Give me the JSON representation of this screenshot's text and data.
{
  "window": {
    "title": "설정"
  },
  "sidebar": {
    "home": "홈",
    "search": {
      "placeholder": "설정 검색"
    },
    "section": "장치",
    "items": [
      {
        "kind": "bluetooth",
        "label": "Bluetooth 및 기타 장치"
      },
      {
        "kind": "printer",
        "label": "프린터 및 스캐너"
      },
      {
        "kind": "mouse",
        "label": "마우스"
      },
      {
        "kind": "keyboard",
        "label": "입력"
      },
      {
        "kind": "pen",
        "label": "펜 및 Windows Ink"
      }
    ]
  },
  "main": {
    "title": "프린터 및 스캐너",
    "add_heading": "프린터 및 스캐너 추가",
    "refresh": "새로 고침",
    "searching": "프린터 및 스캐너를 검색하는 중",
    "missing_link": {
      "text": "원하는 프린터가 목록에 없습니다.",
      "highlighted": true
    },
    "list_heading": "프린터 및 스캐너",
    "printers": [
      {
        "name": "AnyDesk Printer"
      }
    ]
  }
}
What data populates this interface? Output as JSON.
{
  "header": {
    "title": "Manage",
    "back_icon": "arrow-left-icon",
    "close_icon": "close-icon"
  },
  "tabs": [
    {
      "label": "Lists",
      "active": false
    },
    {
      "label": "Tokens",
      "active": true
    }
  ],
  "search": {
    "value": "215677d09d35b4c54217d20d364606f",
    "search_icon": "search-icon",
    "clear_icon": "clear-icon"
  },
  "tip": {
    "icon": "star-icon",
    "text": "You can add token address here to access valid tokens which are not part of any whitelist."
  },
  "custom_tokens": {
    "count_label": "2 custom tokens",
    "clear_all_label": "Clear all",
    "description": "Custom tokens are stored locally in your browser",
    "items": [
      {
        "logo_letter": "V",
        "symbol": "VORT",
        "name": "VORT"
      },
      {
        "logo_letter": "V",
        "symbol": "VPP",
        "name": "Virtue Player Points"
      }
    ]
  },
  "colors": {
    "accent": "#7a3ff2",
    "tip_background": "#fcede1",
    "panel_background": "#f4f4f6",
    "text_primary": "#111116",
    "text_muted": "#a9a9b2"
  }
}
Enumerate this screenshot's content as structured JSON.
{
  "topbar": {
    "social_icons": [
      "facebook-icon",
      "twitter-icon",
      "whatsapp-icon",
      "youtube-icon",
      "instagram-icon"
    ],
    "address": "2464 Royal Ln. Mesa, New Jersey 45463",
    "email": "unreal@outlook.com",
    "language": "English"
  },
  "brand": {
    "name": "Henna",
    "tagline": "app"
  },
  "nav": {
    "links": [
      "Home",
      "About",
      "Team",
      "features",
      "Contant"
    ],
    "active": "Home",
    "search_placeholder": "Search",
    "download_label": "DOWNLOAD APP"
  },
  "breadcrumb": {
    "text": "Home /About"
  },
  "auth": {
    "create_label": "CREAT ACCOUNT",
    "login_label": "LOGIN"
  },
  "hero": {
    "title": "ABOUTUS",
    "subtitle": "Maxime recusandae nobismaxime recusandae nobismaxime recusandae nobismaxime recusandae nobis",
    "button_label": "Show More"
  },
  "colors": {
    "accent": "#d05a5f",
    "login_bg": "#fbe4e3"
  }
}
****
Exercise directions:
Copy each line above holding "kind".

Task response:
        "kind": "bluetooth",
        "kind": "printer",
        "kind": "mouse",
        "kind": "keyboard",
        "kind": "pen",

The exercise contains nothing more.